Biographisch-Bibliographisches Kirchenlexikon
Project Muse

To find out whether your library or another library in your area allows access to these services, please visit

However, linking a digitised work in the Enzyklothek may not lead to a full-text view because the link is no longer up-to-date. Even so-called permanent links (persistent identifiers) such as URN or DOI sometimes lead nowhere. Since the digital copy is generally still accessible on the net, you should start an appropriate search yourself.

How do I find digital copies on the net?

If there is no online edition listed in the Enzyklothek, or if no link is working any more, you will unfortunately have to do the search yourself.

Sometimes just entering a search term in a general search engine or in a meta search engine will lead to a result. It is also recommended to start a more intensive search via the metacatalogue KVK (Karlsruhe Virtual Catalog) of the Karlsruhe Institute of Technology. The KVK allows you to search several library catalogues in parallel and at the same time limit the search to digital media. Other recommended metacatalogues are:

If you have not found anything in these metacatalogues for the relevant providers Gallica, Google, HathiTrust Digital Library as well as the various national digitisation projects, this does not yet mean that these providers do not have the desired digitised material. Bear in mind that sometimes different names are used for the same person and that the titles may have been entered differently in the catalogues to be searched. In addition, as already mentioned, Google and the HathiTrust Digital Library will rarely give you a useful result without using a proxy for works that are younger than 140 years. In this case, you have no choice but to search the catalogues of the above-mentioned providers again individually. If this does not lead to a result either, you should consider in which region the book could most likely have been digitised and research in the catalogues there. The following internet addresses provide an overview of digital libraries:

Can I unlock public domain works at Google Books and in the HathiTrust Digital Library?

It often happens with Google Books and the HathiTrust Digital Library that digitised works in the public domain are not displayed in full text. Detailed information on how to obtain access to these works can be found here. In the case of Google digitised works, it may also be helpful to contact the library from which the book was digitised rather than Google directly.

Can I be informed about new works being added to the Enzyklothek?

You can subscribe to news on via RSS feed. Simply click on the RSS symbol in the sidebar or use this link: RSS

How can I help to improve the Enzyklothek?

The Enzyklothek is a participatory library and can only get better thanks to your cooperation. Report broken or missing links, editions or works that are not included.

How was the bibliographic data of the Enzyklothek obtained?

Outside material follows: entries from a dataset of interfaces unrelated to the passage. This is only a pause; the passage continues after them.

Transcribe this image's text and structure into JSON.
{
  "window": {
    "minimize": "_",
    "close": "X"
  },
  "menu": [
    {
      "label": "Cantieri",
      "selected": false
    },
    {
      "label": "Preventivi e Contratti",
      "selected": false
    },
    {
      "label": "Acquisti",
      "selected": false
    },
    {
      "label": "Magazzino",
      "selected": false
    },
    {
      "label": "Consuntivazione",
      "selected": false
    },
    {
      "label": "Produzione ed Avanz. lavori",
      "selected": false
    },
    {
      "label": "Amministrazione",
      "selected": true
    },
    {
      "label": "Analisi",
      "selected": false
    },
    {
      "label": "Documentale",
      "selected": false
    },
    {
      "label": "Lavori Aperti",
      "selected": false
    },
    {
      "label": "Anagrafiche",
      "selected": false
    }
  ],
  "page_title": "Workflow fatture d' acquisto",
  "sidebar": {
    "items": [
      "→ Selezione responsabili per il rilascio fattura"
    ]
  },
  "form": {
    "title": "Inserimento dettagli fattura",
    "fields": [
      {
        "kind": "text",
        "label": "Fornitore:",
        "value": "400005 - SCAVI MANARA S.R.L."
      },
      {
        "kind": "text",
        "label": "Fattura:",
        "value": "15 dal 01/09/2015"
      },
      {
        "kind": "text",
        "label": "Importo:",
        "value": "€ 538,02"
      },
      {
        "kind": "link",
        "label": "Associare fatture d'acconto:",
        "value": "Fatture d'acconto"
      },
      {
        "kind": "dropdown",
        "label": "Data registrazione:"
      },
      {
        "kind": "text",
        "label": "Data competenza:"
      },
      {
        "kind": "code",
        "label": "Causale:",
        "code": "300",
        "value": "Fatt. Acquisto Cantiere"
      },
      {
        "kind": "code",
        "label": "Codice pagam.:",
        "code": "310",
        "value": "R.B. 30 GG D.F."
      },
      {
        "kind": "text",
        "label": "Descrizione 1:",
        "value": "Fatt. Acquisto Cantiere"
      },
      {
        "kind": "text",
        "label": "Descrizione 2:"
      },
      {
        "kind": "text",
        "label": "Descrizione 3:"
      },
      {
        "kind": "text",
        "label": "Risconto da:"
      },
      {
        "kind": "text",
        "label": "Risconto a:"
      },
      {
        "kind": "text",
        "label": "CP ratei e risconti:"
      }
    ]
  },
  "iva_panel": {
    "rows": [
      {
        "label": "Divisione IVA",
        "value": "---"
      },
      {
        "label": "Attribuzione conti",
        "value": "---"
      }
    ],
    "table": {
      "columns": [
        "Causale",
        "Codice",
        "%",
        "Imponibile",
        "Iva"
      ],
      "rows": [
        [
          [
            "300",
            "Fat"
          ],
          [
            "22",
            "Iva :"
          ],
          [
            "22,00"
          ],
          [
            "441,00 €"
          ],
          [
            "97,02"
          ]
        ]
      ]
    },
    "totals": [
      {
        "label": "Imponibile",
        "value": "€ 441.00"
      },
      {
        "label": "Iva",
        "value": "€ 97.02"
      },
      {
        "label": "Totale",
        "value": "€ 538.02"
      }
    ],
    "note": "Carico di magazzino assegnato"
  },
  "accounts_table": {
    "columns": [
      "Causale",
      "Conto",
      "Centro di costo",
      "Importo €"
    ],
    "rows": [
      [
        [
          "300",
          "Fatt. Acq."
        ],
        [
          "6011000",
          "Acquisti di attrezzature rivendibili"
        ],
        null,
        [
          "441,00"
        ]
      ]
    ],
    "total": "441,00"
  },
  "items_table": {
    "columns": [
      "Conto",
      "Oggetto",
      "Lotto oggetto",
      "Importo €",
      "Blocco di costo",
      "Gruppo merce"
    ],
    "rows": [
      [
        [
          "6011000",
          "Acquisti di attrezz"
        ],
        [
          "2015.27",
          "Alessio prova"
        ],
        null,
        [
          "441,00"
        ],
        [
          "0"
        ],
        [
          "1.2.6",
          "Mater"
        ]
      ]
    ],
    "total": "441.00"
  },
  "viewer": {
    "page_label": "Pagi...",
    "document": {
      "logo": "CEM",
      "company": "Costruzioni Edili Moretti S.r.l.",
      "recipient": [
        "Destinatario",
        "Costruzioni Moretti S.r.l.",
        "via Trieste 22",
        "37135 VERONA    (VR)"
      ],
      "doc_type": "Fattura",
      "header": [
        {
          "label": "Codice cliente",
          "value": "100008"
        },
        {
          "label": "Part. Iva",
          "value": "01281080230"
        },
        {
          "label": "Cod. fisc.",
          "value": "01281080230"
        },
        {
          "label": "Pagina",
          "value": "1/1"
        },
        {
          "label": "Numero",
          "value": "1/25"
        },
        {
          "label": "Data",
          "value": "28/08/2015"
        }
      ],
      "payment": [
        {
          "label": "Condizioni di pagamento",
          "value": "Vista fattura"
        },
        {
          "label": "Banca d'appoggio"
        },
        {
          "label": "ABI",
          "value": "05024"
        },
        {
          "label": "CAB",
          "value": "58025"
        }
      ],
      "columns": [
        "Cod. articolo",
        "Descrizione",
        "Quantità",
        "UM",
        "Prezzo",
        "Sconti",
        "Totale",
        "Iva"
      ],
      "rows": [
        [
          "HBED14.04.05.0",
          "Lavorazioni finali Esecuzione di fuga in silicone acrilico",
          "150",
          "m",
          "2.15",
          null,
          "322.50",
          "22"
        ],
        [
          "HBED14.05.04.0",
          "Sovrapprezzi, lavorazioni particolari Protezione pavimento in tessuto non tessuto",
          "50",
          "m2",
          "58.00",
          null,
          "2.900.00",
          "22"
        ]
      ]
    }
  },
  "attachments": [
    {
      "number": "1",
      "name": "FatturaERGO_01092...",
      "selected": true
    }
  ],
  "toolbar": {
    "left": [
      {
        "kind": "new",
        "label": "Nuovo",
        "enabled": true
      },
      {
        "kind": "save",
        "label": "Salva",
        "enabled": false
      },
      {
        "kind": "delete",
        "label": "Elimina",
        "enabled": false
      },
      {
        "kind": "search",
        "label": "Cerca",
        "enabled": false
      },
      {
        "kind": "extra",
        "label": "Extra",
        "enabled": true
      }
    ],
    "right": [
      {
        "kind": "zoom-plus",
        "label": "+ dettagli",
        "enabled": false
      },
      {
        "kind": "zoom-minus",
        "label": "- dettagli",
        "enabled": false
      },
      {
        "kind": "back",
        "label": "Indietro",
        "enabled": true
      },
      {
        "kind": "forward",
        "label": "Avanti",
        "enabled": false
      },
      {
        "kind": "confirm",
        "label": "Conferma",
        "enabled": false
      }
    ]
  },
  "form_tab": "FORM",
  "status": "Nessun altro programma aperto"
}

The bibliographic data of the Enzyklothek were obtained through extensive analyses of library catalogues, bibliographies, databases as well as the relevant specialist literature and through internet research. As far as possible, this data was checked and supplemented using the corresponding originals or digital copies.